Return the lines below in which the string "that" occurs.

Information provided:
******************************
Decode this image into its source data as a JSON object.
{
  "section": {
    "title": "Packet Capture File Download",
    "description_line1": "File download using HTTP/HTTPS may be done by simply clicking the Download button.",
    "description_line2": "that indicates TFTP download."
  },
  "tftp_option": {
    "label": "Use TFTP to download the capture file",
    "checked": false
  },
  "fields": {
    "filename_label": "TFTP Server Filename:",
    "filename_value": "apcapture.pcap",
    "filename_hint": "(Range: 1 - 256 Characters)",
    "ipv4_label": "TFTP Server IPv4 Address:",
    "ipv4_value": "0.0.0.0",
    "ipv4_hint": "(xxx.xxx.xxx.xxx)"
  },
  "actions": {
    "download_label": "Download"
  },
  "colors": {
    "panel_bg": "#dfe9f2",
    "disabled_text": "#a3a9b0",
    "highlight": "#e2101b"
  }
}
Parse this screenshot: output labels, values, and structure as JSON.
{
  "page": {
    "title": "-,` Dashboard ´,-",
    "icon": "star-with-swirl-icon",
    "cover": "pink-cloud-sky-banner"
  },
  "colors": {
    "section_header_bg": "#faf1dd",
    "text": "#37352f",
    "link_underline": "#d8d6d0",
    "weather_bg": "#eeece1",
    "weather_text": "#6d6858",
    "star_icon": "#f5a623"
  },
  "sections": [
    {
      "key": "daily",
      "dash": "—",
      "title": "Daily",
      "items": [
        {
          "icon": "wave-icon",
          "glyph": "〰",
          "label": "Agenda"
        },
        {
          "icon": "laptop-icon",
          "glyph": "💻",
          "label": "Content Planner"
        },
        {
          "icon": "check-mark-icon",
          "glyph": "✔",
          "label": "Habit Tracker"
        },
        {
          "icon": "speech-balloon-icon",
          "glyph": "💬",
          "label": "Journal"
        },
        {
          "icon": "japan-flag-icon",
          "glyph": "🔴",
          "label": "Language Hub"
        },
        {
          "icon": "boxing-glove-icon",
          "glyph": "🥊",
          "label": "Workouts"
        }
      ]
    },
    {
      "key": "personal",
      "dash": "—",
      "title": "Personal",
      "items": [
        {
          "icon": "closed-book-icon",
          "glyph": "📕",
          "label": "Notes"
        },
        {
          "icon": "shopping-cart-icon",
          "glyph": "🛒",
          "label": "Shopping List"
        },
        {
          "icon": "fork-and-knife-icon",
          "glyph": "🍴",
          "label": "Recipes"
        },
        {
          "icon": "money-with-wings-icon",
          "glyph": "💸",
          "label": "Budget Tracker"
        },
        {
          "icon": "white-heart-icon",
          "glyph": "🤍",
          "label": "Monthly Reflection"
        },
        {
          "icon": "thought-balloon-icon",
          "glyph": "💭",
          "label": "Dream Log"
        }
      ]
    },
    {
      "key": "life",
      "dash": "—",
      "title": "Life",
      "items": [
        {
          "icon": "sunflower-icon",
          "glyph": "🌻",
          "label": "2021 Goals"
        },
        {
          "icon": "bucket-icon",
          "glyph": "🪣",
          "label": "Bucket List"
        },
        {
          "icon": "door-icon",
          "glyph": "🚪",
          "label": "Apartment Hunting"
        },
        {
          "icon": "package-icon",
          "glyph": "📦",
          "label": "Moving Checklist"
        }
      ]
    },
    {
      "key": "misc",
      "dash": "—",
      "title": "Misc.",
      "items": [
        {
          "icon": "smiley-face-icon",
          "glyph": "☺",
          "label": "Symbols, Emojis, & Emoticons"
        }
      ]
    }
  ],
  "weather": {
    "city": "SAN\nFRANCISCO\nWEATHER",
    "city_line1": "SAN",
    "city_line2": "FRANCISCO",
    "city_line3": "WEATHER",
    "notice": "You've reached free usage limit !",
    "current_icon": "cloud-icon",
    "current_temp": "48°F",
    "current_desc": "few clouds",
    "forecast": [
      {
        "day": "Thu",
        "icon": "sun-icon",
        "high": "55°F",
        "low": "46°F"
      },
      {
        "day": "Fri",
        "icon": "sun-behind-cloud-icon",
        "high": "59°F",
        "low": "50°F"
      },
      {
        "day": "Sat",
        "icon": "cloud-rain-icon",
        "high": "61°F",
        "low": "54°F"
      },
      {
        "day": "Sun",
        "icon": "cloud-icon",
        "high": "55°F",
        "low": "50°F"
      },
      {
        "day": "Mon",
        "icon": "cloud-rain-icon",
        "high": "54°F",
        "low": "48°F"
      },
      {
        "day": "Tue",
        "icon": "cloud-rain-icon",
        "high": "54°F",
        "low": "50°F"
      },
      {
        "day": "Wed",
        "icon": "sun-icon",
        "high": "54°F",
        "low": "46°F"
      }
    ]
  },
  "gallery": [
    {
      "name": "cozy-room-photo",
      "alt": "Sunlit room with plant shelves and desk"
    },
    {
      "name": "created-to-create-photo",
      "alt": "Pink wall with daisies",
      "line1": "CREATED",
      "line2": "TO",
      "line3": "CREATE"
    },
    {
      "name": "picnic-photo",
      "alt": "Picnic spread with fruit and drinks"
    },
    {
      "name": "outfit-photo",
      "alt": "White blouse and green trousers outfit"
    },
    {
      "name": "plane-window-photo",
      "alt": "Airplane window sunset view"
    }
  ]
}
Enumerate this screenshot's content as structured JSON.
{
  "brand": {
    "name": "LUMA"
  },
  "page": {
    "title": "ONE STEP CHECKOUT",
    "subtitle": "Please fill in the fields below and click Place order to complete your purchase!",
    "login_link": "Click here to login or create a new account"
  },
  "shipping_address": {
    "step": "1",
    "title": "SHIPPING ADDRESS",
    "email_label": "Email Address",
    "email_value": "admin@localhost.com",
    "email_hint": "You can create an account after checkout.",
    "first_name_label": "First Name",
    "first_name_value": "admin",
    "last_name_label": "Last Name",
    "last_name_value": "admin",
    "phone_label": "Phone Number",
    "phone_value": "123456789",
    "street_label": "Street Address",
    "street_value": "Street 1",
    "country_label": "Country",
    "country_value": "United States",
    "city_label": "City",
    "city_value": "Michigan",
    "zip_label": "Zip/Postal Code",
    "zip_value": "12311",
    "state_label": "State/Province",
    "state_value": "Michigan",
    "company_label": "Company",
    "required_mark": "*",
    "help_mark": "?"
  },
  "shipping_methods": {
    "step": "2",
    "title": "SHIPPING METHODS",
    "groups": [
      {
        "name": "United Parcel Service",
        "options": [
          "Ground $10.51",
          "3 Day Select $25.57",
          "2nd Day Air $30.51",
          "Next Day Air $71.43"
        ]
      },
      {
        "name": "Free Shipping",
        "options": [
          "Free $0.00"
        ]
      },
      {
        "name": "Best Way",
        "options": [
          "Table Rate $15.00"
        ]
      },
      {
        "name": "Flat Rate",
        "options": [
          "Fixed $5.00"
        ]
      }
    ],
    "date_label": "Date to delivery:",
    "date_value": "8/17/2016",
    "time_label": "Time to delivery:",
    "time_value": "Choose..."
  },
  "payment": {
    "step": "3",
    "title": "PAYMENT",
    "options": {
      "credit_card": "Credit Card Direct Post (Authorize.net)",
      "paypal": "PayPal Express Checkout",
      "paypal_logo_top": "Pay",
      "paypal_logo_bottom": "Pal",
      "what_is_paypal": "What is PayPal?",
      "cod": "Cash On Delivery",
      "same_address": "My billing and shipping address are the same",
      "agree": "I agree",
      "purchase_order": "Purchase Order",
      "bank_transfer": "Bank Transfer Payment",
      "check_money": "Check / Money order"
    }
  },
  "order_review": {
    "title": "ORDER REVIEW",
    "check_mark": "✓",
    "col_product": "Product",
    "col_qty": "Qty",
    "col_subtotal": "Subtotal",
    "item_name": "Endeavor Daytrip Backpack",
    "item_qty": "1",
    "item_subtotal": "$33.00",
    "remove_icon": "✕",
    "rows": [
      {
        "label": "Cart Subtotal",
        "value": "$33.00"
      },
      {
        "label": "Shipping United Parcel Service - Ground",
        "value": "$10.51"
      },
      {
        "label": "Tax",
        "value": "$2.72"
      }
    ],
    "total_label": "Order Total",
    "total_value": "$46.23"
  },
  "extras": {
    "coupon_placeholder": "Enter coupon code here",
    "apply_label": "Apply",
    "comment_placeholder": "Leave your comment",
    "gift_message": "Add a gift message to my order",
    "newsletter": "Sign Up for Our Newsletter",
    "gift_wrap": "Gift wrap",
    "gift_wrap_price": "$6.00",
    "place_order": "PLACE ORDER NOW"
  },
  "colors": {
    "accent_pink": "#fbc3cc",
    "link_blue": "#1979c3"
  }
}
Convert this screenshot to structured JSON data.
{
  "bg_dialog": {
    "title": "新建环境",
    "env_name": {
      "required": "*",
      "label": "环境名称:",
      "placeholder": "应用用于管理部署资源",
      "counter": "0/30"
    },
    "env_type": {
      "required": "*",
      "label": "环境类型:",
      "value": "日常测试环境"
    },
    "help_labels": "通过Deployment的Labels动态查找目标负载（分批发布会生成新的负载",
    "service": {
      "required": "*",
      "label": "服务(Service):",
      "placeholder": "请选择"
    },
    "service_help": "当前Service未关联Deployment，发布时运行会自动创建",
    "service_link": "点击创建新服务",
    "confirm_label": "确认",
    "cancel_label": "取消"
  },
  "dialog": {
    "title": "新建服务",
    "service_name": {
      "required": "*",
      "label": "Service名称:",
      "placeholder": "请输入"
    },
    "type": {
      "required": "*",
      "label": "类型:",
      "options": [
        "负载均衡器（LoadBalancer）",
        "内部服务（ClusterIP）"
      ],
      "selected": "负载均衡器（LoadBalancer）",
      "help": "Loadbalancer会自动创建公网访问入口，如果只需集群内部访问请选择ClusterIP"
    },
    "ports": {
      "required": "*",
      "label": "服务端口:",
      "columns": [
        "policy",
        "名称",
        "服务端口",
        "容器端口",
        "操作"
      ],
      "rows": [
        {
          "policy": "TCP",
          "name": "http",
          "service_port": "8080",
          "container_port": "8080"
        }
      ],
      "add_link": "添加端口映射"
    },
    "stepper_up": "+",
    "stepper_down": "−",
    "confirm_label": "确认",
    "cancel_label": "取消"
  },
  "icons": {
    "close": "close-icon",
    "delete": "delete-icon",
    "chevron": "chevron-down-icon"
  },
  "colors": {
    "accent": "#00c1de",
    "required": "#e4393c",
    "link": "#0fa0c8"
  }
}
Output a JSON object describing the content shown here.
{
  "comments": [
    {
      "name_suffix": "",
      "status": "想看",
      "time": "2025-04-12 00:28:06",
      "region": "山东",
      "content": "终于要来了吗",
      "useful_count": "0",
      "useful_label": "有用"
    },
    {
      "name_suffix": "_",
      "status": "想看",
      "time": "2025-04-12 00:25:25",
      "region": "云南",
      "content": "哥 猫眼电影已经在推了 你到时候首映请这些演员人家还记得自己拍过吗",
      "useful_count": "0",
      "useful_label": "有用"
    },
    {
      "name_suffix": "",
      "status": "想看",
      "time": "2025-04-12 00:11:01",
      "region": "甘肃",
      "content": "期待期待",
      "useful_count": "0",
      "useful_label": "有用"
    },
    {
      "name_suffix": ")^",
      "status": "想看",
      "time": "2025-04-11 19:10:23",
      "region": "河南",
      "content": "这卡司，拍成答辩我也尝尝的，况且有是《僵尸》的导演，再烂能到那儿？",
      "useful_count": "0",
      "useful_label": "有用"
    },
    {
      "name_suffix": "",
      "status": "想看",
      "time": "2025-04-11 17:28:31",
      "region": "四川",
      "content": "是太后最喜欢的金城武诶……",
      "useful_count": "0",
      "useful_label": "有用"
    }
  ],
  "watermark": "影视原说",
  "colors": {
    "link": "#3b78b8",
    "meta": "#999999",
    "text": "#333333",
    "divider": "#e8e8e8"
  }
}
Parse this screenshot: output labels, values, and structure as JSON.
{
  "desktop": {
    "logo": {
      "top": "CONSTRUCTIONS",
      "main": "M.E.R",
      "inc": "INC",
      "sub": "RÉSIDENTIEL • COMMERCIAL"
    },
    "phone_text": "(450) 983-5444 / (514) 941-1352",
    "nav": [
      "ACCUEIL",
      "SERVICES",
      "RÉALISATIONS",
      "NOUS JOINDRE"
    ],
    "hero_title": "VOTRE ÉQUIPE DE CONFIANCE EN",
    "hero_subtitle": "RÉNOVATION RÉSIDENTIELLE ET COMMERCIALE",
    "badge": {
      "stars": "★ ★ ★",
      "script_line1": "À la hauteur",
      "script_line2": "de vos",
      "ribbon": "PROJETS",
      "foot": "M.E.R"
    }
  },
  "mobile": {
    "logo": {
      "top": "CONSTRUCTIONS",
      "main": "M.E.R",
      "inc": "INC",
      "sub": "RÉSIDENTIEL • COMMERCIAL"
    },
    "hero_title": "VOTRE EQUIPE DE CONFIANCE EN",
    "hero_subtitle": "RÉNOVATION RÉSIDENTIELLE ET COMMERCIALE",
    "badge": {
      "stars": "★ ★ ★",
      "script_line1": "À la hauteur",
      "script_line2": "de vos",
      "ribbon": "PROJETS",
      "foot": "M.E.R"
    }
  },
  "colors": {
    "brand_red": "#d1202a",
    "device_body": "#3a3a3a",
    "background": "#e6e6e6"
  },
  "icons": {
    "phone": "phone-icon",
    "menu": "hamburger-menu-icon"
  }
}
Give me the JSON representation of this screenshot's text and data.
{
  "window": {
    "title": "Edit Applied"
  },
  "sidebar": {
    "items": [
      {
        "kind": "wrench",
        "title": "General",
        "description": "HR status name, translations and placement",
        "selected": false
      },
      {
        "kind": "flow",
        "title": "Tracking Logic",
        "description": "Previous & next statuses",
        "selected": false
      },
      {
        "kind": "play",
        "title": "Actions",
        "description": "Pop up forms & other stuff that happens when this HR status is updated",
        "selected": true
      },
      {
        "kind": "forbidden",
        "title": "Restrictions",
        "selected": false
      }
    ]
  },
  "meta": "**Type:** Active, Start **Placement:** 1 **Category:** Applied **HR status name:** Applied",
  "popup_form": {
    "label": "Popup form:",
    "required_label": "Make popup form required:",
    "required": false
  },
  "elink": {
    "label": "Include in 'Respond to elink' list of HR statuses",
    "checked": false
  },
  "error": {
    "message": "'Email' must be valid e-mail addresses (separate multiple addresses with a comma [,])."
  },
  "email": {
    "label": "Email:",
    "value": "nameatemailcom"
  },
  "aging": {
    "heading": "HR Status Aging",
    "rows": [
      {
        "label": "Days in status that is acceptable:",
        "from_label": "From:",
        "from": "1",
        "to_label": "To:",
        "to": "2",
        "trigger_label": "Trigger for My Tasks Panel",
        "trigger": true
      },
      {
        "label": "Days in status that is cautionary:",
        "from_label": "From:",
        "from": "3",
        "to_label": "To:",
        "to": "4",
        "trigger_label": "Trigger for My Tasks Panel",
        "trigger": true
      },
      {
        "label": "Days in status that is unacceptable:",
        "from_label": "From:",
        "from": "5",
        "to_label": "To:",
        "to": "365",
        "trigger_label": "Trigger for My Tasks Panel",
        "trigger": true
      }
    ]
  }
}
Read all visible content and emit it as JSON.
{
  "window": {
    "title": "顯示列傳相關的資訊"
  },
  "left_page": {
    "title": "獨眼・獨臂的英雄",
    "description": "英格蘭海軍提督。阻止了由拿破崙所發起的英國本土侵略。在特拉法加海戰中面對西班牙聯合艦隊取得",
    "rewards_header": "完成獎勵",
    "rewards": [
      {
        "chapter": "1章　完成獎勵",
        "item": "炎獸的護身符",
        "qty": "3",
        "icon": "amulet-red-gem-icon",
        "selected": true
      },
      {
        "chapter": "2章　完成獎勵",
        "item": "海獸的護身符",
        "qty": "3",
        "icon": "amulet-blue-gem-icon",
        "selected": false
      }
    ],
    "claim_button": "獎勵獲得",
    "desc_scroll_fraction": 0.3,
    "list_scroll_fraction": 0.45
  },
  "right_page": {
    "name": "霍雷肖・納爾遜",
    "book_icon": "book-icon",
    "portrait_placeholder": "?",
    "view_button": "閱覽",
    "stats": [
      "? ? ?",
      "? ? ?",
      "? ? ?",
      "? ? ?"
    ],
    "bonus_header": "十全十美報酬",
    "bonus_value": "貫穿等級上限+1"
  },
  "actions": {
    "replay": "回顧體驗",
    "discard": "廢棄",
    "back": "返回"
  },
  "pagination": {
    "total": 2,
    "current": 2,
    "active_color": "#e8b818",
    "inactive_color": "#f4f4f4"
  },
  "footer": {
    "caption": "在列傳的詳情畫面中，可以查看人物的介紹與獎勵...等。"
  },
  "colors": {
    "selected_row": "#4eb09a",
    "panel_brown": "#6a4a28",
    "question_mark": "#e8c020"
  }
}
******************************
Your solution:
    "description_line2": "that indicates TFTP download."
        "description": "Pop up forms & other stuff that happens when this HR status is updated",
        "label": "Days in status that is acceptable:",
        "label": "Days in status that is cautionary:",
        "label": "Days in status that is unacceptable:",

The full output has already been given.